**PROBLEM TO SOLVE**: Please print each entry below exactly as it stands, but without any pictures.

**EXTRACTED ENTRIES**:
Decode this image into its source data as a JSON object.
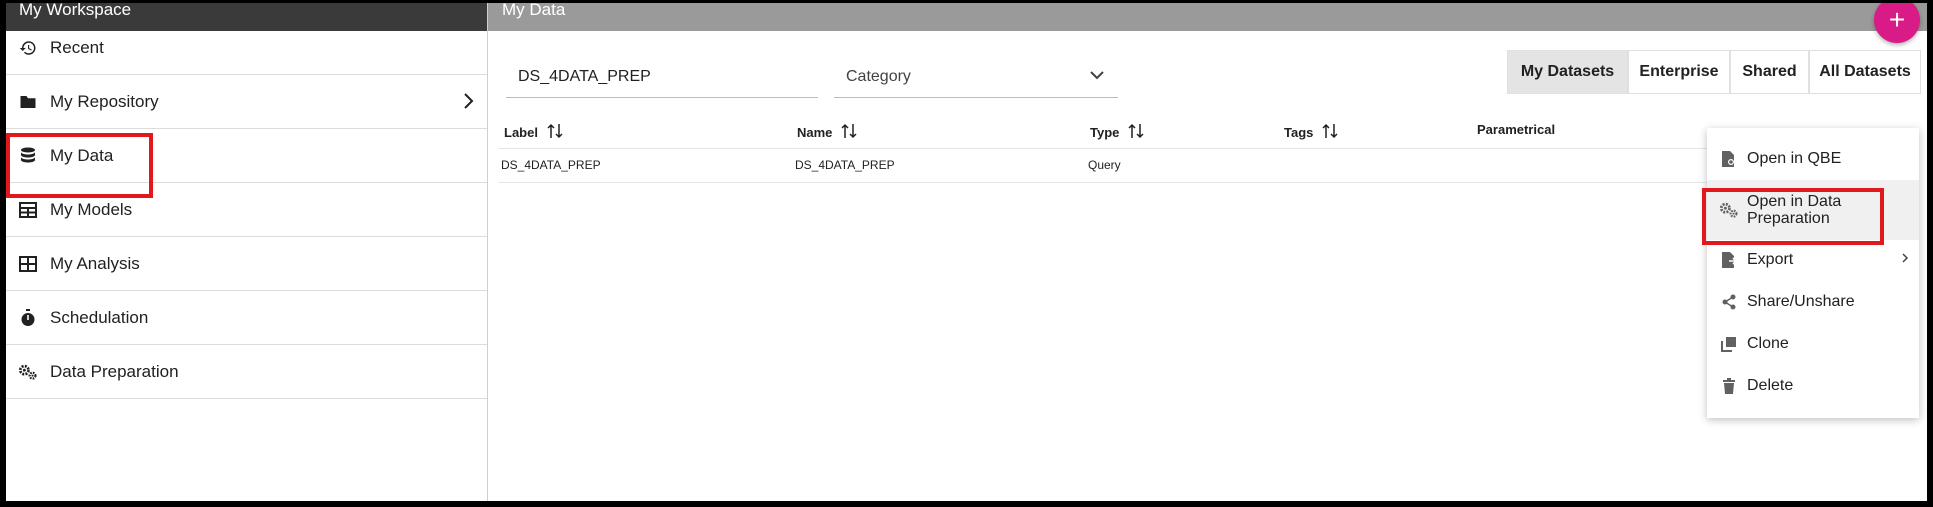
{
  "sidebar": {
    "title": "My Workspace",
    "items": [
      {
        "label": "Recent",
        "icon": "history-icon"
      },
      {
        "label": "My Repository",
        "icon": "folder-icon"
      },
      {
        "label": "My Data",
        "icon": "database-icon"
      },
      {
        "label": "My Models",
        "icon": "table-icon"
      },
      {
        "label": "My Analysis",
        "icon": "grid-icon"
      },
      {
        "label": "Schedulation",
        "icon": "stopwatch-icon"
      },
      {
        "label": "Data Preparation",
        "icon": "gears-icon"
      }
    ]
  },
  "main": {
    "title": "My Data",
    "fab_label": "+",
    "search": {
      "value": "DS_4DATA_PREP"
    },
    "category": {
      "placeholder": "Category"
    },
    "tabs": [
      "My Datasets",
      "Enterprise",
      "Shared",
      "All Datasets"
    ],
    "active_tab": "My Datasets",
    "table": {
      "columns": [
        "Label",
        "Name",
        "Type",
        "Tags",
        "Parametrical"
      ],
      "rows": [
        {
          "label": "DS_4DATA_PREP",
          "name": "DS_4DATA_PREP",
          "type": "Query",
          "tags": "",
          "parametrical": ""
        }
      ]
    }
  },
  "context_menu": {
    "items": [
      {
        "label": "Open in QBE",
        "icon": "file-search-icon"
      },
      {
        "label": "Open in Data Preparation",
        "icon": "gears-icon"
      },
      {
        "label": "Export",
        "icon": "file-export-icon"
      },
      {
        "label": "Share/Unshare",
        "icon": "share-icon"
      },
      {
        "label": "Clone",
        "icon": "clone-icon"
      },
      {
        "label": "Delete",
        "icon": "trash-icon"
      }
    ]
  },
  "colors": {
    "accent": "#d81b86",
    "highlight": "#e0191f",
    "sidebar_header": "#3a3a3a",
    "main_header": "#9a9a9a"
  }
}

**EXERCISE SOLUTION**:
Decode this image into its source data as a JSON object.
{
  "sidebar": {
    "title": "My Workspace",
    "items": [
      {
        "label": "Recent",
        "icon": "history-icon"
      },
      {
        "label": "My Repository",
        "icon": "folder-icon"
      },
      {
        "label": "My Data",
        "icon": "database-icon"
      },
      {
        "label": "My Models",
        "icon": "table-icon"
      },
      {
        "label": "My Analysis",
        "icon": "grid-icon"
      },
      {
        "label": "Schedulation",
        "icon": "stopwatch-icon"
      },
      {
        "label": "Data Preparation",
        "icon": "gears-icon"
      }
    ]
  },
  "main": {
    "title": "My Data",
    "fab_label": "+",
    "search": {
      "value": "DS_4DATA_PREP"
    },
    "category": {
      "placeholder": "Category"
    },
    "tabs": [
      "My Datasets",
      "Enterprise",
      "Shared",
      "All Datasets"
    ],
    "active_tab": "My Datasets",
    "table": {
      "columns": [
        "Label",
        "Name",
        "Type",
        "Tags",
        "Parametrical"
      ],
      "rows": [
        {
          "label": "DS_4DATA_PREP",
          "name": "DS_4DATA_PREP",
          "type": "Query",
          "tags": "",
          "parametrical": ""
        }
      ]
    }
  },
  "context_menu": {
    "items": [
      {
        "label": "Open in QBE",
        "icon": "file-search-icon"
      },
      {
        "label": "Open in Data Preparation",
        "icon": "gears-icon"
      },
      {
        "label": "Export",
        "icon": "file-export-icon"
      },
      {
        "label": "Share/Unshare",
        "icon": "share-icon"
      },
      {
        "label": "Clone",
        "icon": "clone-icon"
      },
      {
        "label": "Delete",
        "icon": "trash-icon"
      }
    ]
  },
  "colors": {
    "accent": "#d81b86",
    "highlight": "#e0191f",
    "sidebar_header": "#3a3a3a",
    "main_header": "#9a9a9a"
  }
}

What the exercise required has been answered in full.